- ENTRIES SUPPLIED
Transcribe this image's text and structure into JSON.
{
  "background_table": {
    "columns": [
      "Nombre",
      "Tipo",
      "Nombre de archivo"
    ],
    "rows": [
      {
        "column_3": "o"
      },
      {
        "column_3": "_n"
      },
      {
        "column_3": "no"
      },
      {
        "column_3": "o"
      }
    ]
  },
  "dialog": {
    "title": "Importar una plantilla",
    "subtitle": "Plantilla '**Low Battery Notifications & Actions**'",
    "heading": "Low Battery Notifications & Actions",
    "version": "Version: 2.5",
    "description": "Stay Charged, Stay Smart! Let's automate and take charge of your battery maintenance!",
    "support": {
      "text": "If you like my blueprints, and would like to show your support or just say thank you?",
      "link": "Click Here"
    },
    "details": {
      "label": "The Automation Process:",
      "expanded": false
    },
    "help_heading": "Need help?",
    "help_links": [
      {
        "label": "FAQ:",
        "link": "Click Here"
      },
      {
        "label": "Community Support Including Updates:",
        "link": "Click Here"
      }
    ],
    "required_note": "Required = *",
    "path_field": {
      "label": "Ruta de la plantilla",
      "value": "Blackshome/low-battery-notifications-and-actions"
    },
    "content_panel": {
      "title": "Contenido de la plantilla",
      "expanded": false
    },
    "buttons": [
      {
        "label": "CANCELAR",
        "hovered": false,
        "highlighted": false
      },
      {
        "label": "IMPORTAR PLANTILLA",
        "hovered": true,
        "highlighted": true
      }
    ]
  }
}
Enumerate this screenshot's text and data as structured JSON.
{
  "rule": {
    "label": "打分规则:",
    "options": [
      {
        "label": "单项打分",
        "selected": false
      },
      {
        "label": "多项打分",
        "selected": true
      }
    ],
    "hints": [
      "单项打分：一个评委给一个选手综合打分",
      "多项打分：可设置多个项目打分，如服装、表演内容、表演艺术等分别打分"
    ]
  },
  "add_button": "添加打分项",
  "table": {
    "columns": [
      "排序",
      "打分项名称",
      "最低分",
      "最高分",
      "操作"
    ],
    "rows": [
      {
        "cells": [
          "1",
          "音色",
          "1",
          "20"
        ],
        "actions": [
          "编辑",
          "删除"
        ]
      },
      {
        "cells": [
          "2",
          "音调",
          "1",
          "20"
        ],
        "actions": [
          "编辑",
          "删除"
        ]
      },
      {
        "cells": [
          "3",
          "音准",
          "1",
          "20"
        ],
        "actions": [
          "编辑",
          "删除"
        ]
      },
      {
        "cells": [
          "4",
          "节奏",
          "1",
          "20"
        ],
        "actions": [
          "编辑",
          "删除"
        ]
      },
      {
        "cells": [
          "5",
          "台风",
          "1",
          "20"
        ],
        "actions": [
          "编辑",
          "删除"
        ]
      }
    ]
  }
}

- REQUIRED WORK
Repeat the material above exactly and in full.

- RESPONSE TO THIS EXERCISE
Transcribe this image's text and structure into JSON.
{
  "background_table": {
    "columns": [
      "Nombre",
      "Tipo",
      "Nombre de archivo"
    ],
    "rows": [
      {
        "column_3": "o"
      },
      {
        "column_3": "_n"
      },
      {
        "column_3": "no"
      },
      {
        "column_3": "o"
      }
    ]
  },
  "dialog": {
    "title": "Importar una plantilla",
    "subtitle": "Plantilla '**Low Battery Notifications & Actions**'",
    "heading": "Low Battery Notifications & Actions",
    "version": "Version: 2.5",
    "description": "Stay Charged, Stay Smart! Let's automate and take charge of your battery maintenance!",
    "support": {
      "text": "If you like my blueprints, and would like to show your support or just say thank you?",
      "link": "Click Here"
    },
    "details": {
      "label": "The Automation Process:",
      "expanded": false
    },
    "help_heading": "Need help?",
    "help_links": [
      {
        "label": "FAQ:",
        "link": "Click Here"
      },
      {
        "label": "Community Support Including Updates:",
        "link": "Click Here"
      }
    ],
    "required_note": "Required = *",
    "path_field": {
      "label": "Ruta de la plantilla",
      "value": "Blackshome/low-battery-notifications-and-actions"
    },
    "content_panel": {
      "title": "Contenido de la plantilla",
      "expanded": false
    },
    "buttons": [
      {
        "label": "CANCELAR",
        "hovered": false,
        "highlighted": false
      },
      {
        "label": "IMPORTAR PLANTILLA",
        "hovered": true,
        "highlighted": true
      }
    ]
  }
}
Enumerate this screenshot's text and data as structured JSON.
{
  "rule": {
    "label": "打分规则:",
    "options": [
      {
        "label": "单项打分",
        "selected": false
      },
      {
        "label": "多项打分",
        "selected": true
      }
    ],
    "hints": [
      "单项打分：一个评委给一个选手综合打分",
      "多项打分：可设置多个项目打分，如服装、表演内容、表演艺术等分别打分"
    ]
  },
  "add_button": "添加打分项",
  "table": {
    "columns": [
      "排序",
      "打分项名称",
      "最低分",
      "最高分",
      "操作"
    ],
    "rows": [
      {
        "cells": [
          "1",
          "音色",
          "1",
          "20"
        ],
        "actions": [
          "编辑",
          "删除"
        ]
      },
      {
        "cells": [
          "2",
          "音调",
          "1",
          "20"
        ],
        "actions": [
          "编辑",
          "删除"
        ]
      },
      {
        "cells": [
          "3",
          "音准",
          "1",
          "20"
        ],
        "actions": [
          "编辑",
          "删除"
        ]
      },
      {
        "cells": [
          "4",
          "节奏",
          "1",
          "20"
        ],
        "actions": [
          "编辑",
          "删除"
        ]
      },
      {
        "cells": [
          "5",
          "台风",
          "1",
          "20"
        ],
        "actions": [
          "编辑",
          "删除"
        ]
      }
    ]
  }
}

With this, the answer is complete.